The MSCI All-Country World Index is a free float-adjusted market capitalization weighted index that is designed to measure the equity market performance of developed and emerging markets. The SMCI ACWI consists of 46 country indexes comprising 23 developed and 23 emerging market country indexes. The developed country indexes include: Australia, Austria, Belgium, Canada, Denmark, Finland, France, Germany, Hong Kong, Ireland, Israel, Italy, Japan, Netherlands, New Zealand, Norway, Portugal, Singapore, Spain, Sweden, Switzerland, the United Kingdom and the United States. The emerging market country indexes included are: Brazil, Chile, China, Colombia, Czech Republic, Egypt, Greece, Hungary, India, Indonesia, Korea, Malaysia, Mexico, Peru, Philippines, Poland, Qatar, Russia, South Africa, Taiwan, Thailand, Turkey and United Arab Emirates.
The MSCI EAFE Index is designed to measure the equity market performance of developed markets (Europe, Australasia, Far East) excluding the U.S. and Canada. The Index is market-capitalization weighted.
The MSCI Emerging Markets Index is designed to measure equity market performance in global emerging markets. It is a float-adjusted market capitalization index.
The MSCI Europe Index is a free float-adjusted market capitalization index that is designed to measure developed market equity performance in Europe.

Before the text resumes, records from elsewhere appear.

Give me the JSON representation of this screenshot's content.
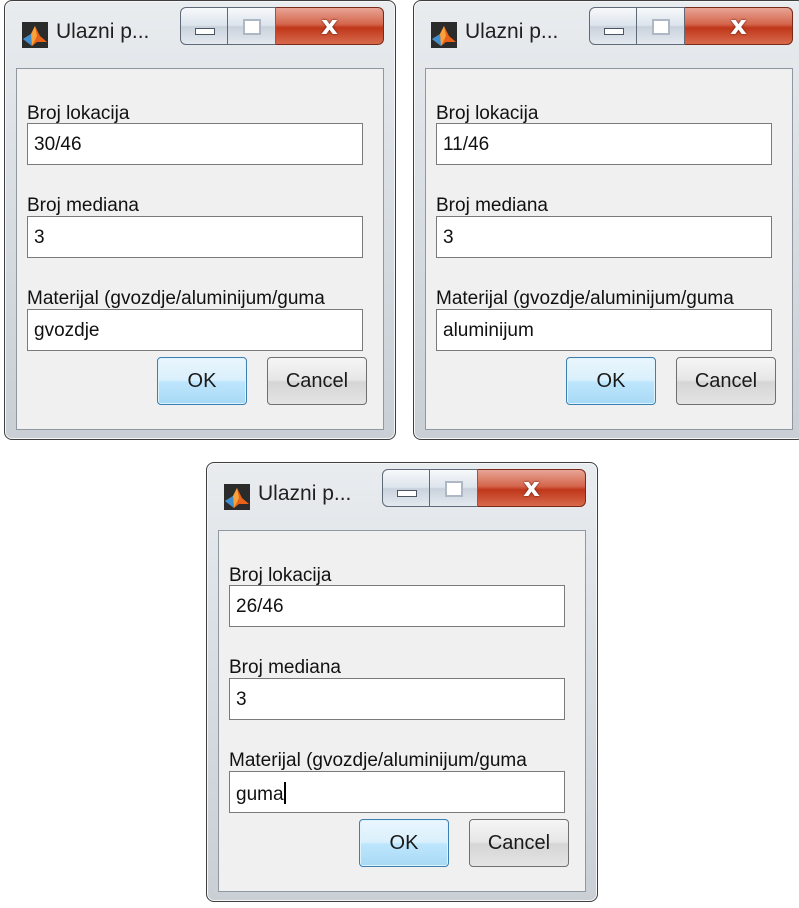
{
  "dialogs": [
    {
      "title": "Ulazni p...",
      "close_symbol": "x",
      "fields": [
        {
          "label": "Broj lokacija",
          "value": "30/46"
        },
        {
          "label": "Broj mediana",
          "value": "3"
        },
        {
          "label": "Materijal (gvozdje/aluminijum/guma",
          "value": "gvozdje"
        }
      ],
      "ok_label": "OK",
      "cancel_label": "Cancel"
    },
    {
      "title": "Ulazni p...",
      "close_symbol": "x",
      "fields": [
        {
          "label": "Broj lokacija",
          "value": "11/46"
        },
        {
          "label": "Broj mediana",
          "value": "3"
        },
        {
          "label": "Materijal (gvozdje/aluminijum/guma",
          "value": "aluminijum"
        }
      ],
      "ok_label": "OK",
      "cancel_label": "Cancel"
    },
    {
      "title": "Ulazni p...",
      "close_symbol": "x",
      "fields": [
        {
          "label": "Broj lokacija",
          "value": "26/46"
        },
        {
          "label": "Broj mediana",
          "value": "3"
        },
        {
          "label": "Materijal (gvozdje/aluminijum/guma",
          "value": "guma"
        }
      ],
      "ok_label": "OK",
      "cancel_label": "Cancel"
    }
  ],
  "colors": {
    "ok_button_border": "#3c7fb1",
    "close_button_red": "#c0371a",
    "matlab_icon_orange": "#e8621a"
  },
  "icons": {
    "app": "matlab-icon",
    "minimize": "minimize-icon",
    "maximize": "maximize-icon",
    "close": "close-icon"
  },
  "focused_field": {
    "dialog": 2,
    "field": 2
  }
}
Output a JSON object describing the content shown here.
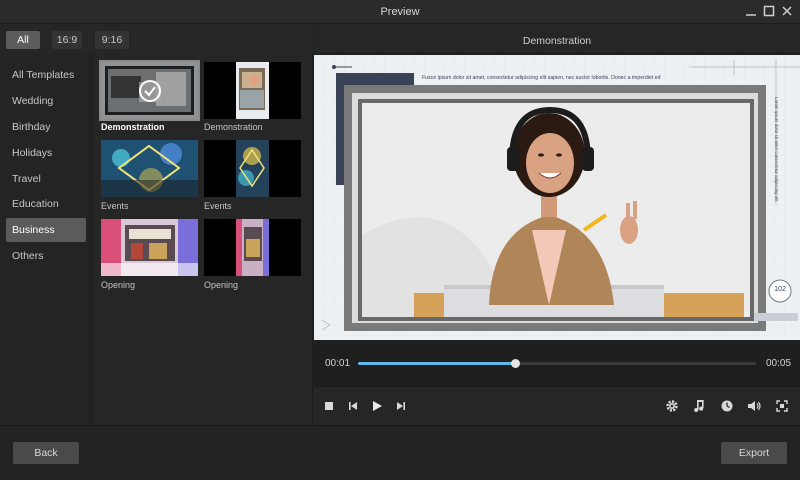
{
  "window": {
    "title": "Preview"
  },
  "aspect_filters": [
    {
      "label": "All",
      "active": true
    },
    {
      "label": "16:9",
      "active": false
    },
    {
      "label": "9:16",
      "active": false
    }
  ],
  "categories": [
    {
      "label": "All Templates"
    },
    {
      "label": "Wedding"
    },
    {
      "label": "Birthday"
    },
    {
      "label": "Holidays"
    },
    {
      "label": "Travel"
    },
    {
      "label": "Education"
    },
    {
      "label": "Business",
      "active": true
    },
    {
      "label": "Others"
    }
  ],
  "templates": [
    {
      "label": "Demonstration",
      "selected": true
    },
    {
      "label": "Demonstration"
    },
    {
      "label": "Events"
    },
    {
      "label": "Events"
    },
    {
      "label": "Opening"
    },
    {
      "label": "Opening"
    }
  ],
  "preview": {
    "title": "Demonstration",
    "caption_text": "Fusce ipsum dolor sit amet, consectetur adipiscing elit sapien, nec auctor lobortis. Donec a imperdiet ed",
    "side_text": "Lorem ipsum dolor sit amet consectetur adipiscing elit",
    "page_number": "102"
  },
  "playback": {
    "current_time": "00:01",
    "total_time": "00:05",
    "progress": 0.395
  },
  "footer": {
    "back_label": "Back",
    "export_label": "Export"
  },
  "icons": {
    "minimize": "minimize-icon",
    "maximize": "maximize-icon",
    "close": "close-icon",
    "stop": "stop-icon",
    "prev_frame": "previous-frame-icon",
    "play": "play-icon",
    "next_frame": "next-frame-icon",
    "settings": "gear-icon",
    "music": "music-note-icon",
    "clock": "clock-icon",
    "volume": "volume-icon",
    "fullscreen": "fullscreen-icon",
    "check": "checkmark-icon"
  },
  "colors": {
    "accent": "#5fb8ea",
    "active_bg": "#5b5b5b"
  }
}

The MSCI Pacific Index captures large and mid-cap representation across five Developed Markets (DM) countries in the Pacific region. With 470 constituents, the index covers approximately 85% of the free float-adjusted market capitalization in each country.
The Bloomberg Commodity Index is a broadly diversified index that measures 22 exchange-traded futures on physical commodities in five groups (energy, agriculture, industrial metals, precious metals, and livestock), which are weighted to account for economic significance and market liquidity. No single commodity can comprise less than 2% or more than 15% of the index; and no group can represent more than 33% of the index. However, between rebalancings, group weightings may fluctuate to levels outside the limits. The index rebalances annually, weighted 2/3 by trading volume and 1/3 by world production.
The S&P GSCI Crude Oil Index is a sub-index of the S&P GSCI, provides investors with a reliable and publicly available benchmark for investment performance in the crude oil market.
The S&P GSCI Gold Index, a sub-index of the S&P GSCI, provides investors with a reliable and publicly available benchmark tracking the COMEX gold futures market.
West Texas Intermediate (WTI) is crude oil produced in Texas and southern Oklahoma which serves as a reference or "marker" for pricing several other crude streams. WTI is the underlying commodity of the New York Mercantile Exchange's oil futures contracts.
The Cboe Volatility Index® (VIX®) is a key measure of market expectations of near-term volatility conveyed by S&P 500 stock index option prices.
The U.S. Dollar Index is a weighted geometric mean that provides a value measure of the United States dollar relative to a basket of major foreign currencies. The index, often carrying a USDX or DXY moniker, started in March 1973, beginning with a value of the U.S. Dollar Index at 100.000. It has since reached a February 1985 high of 164.720 and has been as low as 70.698 in March 2008.